Provided that you are a perfectly healthy individual with two functioning legs you can just walk yourself anywhere you please. The downsides to walking are few and far but there’s nothing some food and water won’t solve every 10 miles. Not to mention you’ll be sure to come across some interesting places and people compared to if you were to zoom across the country in a metal box. First, pack a bag with some essentials such as bottled water, light snacks, a phone charger and most important of all your pocket dictionary. After you’re done with those preparations it’s as simple as finding the willpower to leave your residence. It’ll feel weird at first, but after the first couple of miles when you’re too far along to turn back – at that point you might as well just go further. .
Learn To Compromise
Chances are the places you’ll encounter along your journey may cost money for entertainment purposes.

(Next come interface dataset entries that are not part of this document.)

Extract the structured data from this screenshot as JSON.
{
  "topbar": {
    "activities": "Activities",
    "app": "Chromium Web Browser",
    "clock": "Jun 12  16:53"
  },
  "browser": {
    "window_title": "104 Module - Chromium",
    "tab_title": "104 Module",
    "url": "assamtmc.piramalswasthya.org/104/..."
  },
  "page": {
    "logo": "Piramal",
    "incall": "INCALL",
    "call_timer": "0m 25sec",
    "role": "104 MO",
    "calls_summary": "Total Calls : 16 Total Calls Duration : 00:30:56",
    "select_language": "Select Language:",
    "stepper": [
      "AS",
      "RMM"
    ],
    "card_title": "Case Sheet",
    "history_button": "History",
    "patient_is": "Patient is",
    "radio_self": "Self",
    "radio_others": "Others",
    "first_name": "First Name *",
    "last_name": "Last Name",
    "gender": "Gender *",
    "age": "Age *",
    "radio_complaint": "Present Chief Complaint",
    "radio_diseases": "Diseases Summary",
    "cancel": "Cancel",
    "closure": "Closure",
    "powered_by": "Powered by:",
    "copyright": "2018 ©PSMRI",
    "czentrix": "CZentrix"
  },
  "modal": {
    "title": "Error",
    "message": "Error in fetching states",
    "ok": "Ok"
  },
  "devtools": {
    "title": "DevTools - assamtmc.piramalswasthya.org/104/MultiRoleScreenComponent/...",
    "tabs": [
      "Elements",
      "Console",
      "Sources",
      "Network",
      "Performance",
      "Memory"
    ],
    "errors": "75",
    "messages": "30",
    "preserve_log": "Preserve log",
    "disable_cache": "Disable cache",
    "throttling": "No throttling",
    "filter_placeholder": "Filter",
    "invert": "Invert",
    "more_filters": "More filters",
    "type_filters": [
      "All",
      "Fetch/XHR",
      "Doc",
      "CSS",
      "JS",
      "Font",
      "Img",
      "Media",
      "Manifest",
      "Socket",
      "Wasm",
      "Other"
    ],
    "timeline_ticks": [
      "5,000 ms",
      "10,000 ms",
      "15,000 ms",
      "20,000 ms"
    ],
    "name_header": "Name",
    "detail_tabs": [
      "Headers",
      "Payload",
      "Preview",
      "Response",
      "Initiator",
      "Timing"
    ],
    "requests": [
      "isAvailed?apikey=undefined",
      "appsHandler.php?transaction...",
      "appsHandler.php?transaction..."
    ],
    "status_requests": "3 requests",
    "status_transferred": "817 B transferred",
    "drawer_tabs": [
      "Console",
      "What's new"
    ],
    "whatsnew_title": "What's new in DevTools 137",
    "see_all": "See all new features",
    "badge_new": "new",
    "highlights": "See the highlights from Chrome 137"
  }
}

So, you’ll need some form of compromise – consider having ‘free’ experiences such as public parks, gardens, or plain old sightseeing. The exchange here is that you pay for transportation while everything else is free.
Well, the good news is that free experiences are often the ones that help you learn the best. Since there are fewer distractions that paid experiences would provide, you’ll find yourself relying on your own ability to provide entertainment. This entertainment will usually express itself in the form of verbal communication and social interactions. You’ll be speaking to natives, finding hot spots amongst the locals and learning things you normally wouldn’t come across on a daily basis.
Make It Memorable
The end goal of any scavenger hunt is to find valuable goods. That’s the whole reason why you would even participate in one in the first place. Language learning should also be a MEMORABLE experience. Imagine the day you’re fluent and you look back on all the crazy, unforgettable things you encountered. You’ll have stories to tell your grandkids/pets for generations to come. Having said that we advise that you get the most value out of your experiences, don’t search for experiences you can have in your native country. In order to really win these scavenger hunts, it’s less about the number of places you visit, but rather the quality of the journey and their experiences.
Enjoy this awesome collage I put together of my group and I “hunting”. We/ I came across some unforgettable moments, I teared up a quite a bit looking at these and remembering the times we shared.